▶ Problem to work on:
Locate each line in the records containing "label". Copy it.

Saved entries
——

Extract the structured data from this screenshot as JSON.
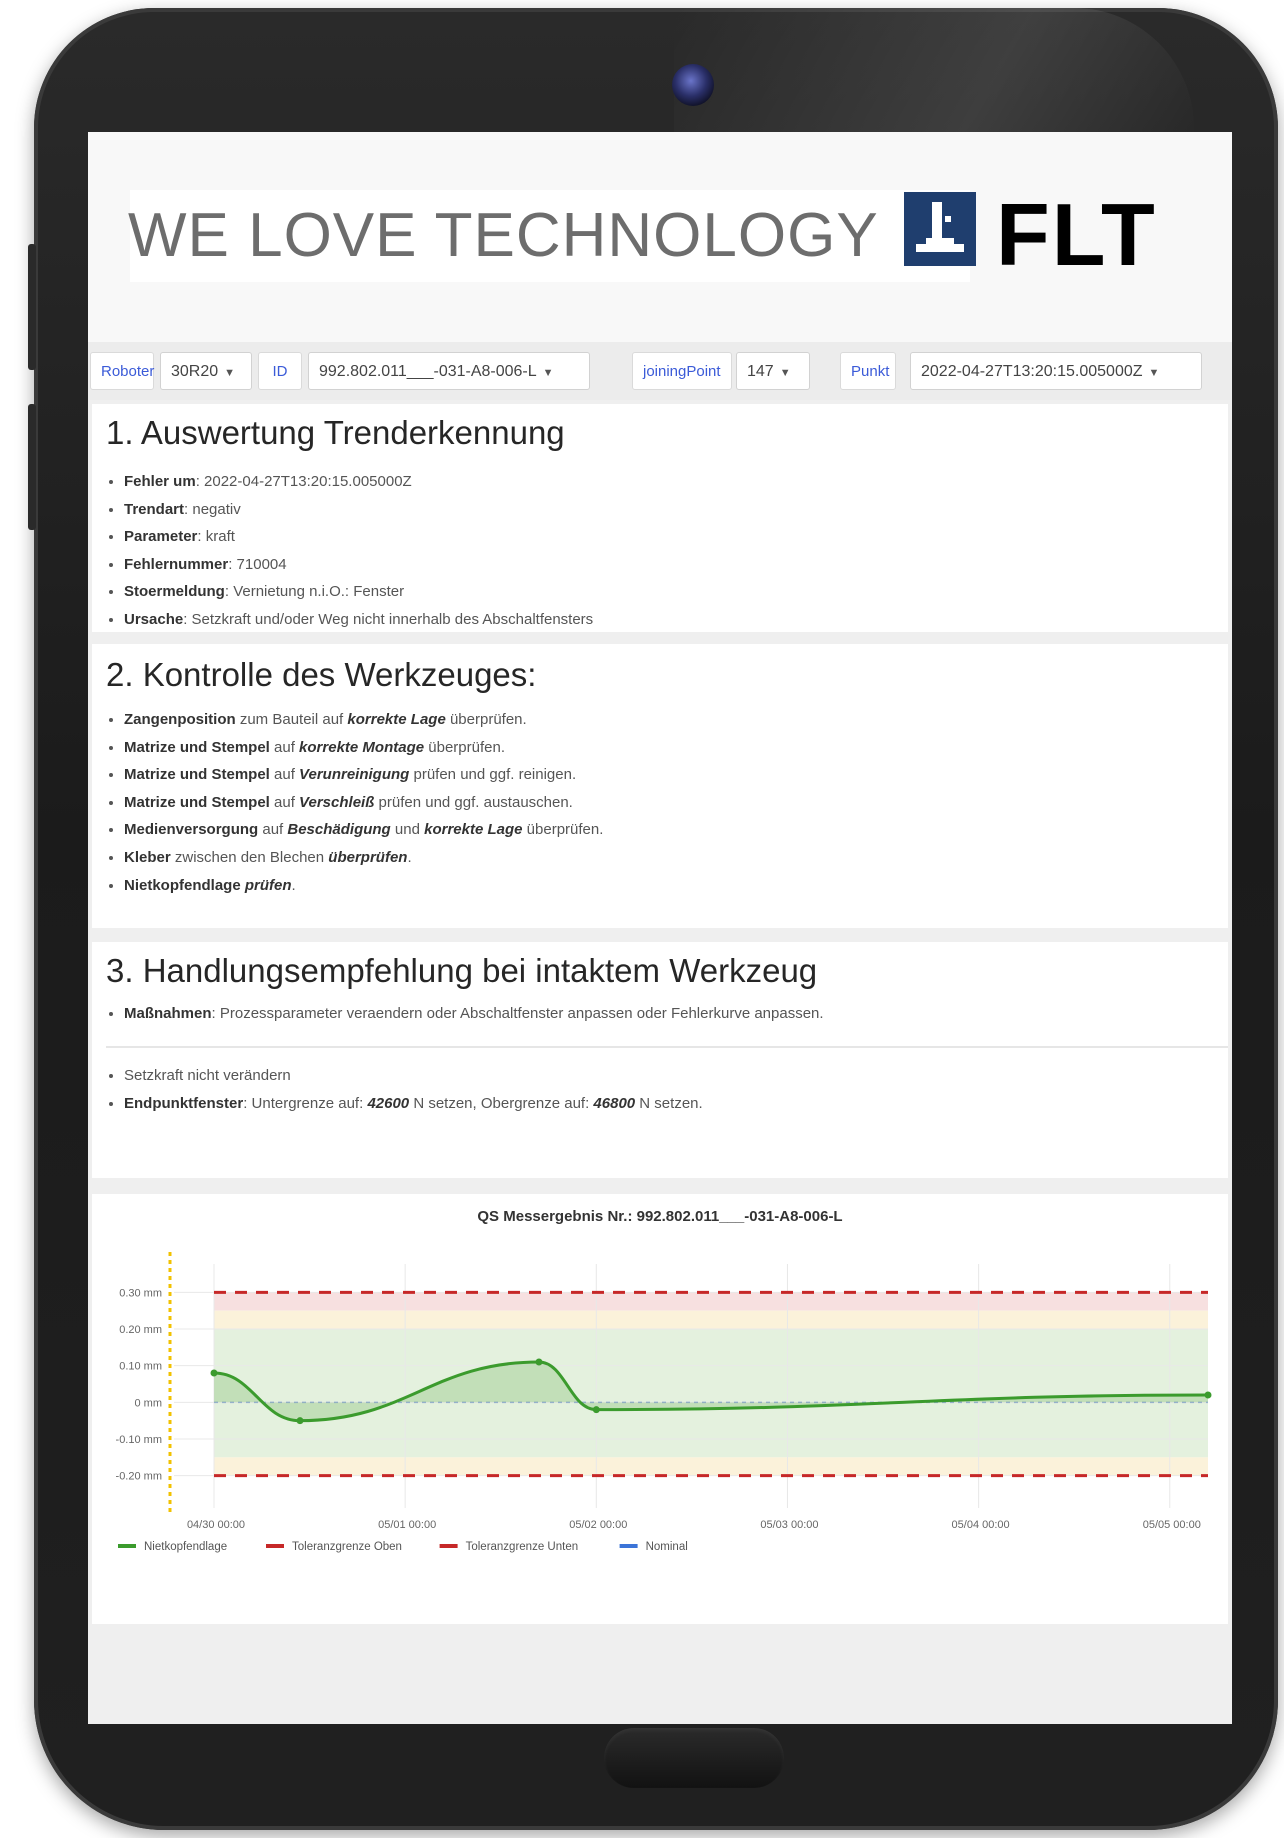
{
  "brand": {
    "slogan": "WE LOVE TECHNOLOGY",
    "logo_text": "FLT",
    "logo_color": "#1f3e6e"
  },
  "filters": [
    {
      "label": "Roboter",
      "value": "30R20"
    },
    {
      "label": "ID",
      "value": "992.802.011___-031-A8-006-L"
    },
    {
      "label": "joiningPoint",
      "value": "147"
    },
    {
      "label": "Punkt",
      "value": "2022-04-27T13:20:15.005000Z"
    }
  ],
  "section1": {
    "title": "1. Auswertung Trenderkennung",
    "items": [
      {
        "key": "Fehler um",
        "value": "2022-04-27T13:20:15.005000Z"
      },
      {
        "key": "Trendart",
        "value": "negativ"
      },
      {
        "key": "Parameter",
        "value": "kraft"
      },
      {
        "key": "Fehlernummer",
        "value": "710004"
      },
      {
        "key": "Stoermeldung",
        "value": "Vernietung n.i.O.: Fenster"
      },
      {
        "key": "Ursache",
        "value": "Setzkraft und/oder Weg nicht innerhalb des Abschaltfensters"
      }
    ]
  },
  "section2": {
    "title": "2. Kontrolle des Werkzeuges:",
    "items": [
      {
        "b1": "Zangenposition",
        "t1": " zum Bauteil auf ",
        "i1": "korrekte Lage",
        "t2": " überprüfen."
      },
      {
        "b1": "Matrize und Stempel",
        "t1": " auf ",
        "i1": "korrekte Montage",
        "t2": " überprüfen."
      },
      {
        "b1": "Matrize und Stempel",
        "t1": " auf ",
        "i1": "Verunreinigung",
        "t2": " prüfen und ggf. reinigen."
      },
      {
        "b1": "Matrize und Stempel",
        "t1": " auf ",
        "i1": "Verschleiß",
        "t2": " prüfen und ggf. austauschen."
      },
      {
        "b1": "Medienversorgung",
        "t1": " auf ",
        "i1": "Beschädigung",
        "t2": " und ",
        "i2": "korrekte Lage",
        "t3": " überprüfen."
      },
      {
        "b1": "Kleber",
        "t1": " zwischen den Blechen ",
        "i1": "überprüfen",
        "t2": "."
      },
      {
        "b1": "Nietkopfendlage",
        "t1": " ",
        "i1": "prüfen",
        "t2": "."
      }
    ]
  },
  "section3": {
    "title": "3. Handlungsempfehlung bei intaktem Werkzeug",
    "measure_key": "Maßnahmen",
    "measure_value": "Prozessparameter veraendern oder Abschaltfenster anpassen oder Fehlerkurve anpassen.",
    "item_force": "Setzkraft nicht verändern",
    "endpoint_key": "Endpunktfenster",
    "endpoint_t1": "Untergrenze auf: ",
    "endpoint_lower": "42600",
    "endpoint_t2": " N setzen, Obergrenze auf: ",
    "endpoint_upper": "46800",
    "endpoint_t3": " N setzen."
  },
  "chart_data": {
    "type": "line",
    "title": "QS Messergebnis Nr.: 992.802.011___-031-A8-006-L",
    "y_ticks": [
      "0.30 mm",
      "0.20 mm",
      "0.10 mm",
      "0 mm",
      "-0.10 mm",
      "-0.20 mm"
    ],
    "x_ticks": [
      "04/30 00:00",
      "05/01 00:00",
      "05/02 00:00",
      "05/03 00:00",
      "05/04 00:00",
      "05/05 00:00"
    ],
    "ylim": [
      -0.25,
      0.35
    ],
    "x_unit": "days since 04/30 00:00",
    "series": [
      {
        "name": "Nietkopfendlage",
        "color": "#3b9b2d",
        "x": [
          0.0,
          0.45,
          1.7,
          2.0,
          5.2
        ],
        "y": [
          0.08,
          -0.05,
          0.11,
          -0.02,
          0.02
        ]
      },
      {
        "name": "Toleranzgrenze Oben",
        "color": "#c62828",
        "x": [
          0.0,
          5.2
        ],
        "y": [
          0.3,
          0.3
        ]
      },
      {
        "name": "Toleranzgrenze Unten",
        "color": "#c62828",
        "x": [
          0.0,
          5.2
        ],
        "y": [
          -0.2,
          -0.2
        ]
      },
      {
        "name": "Nominal",
        "color": "#3b74d8",
        "x": [
          0.0,
          5.2
        ],
        "y": [
          0.0,
          0.0
        ]
      }
    ]
  }
}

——

▶ Output of the task:
      "label": "Roboter",
      "label": "ID",
      "label": "joiningPoint",
      "label": "Punkt",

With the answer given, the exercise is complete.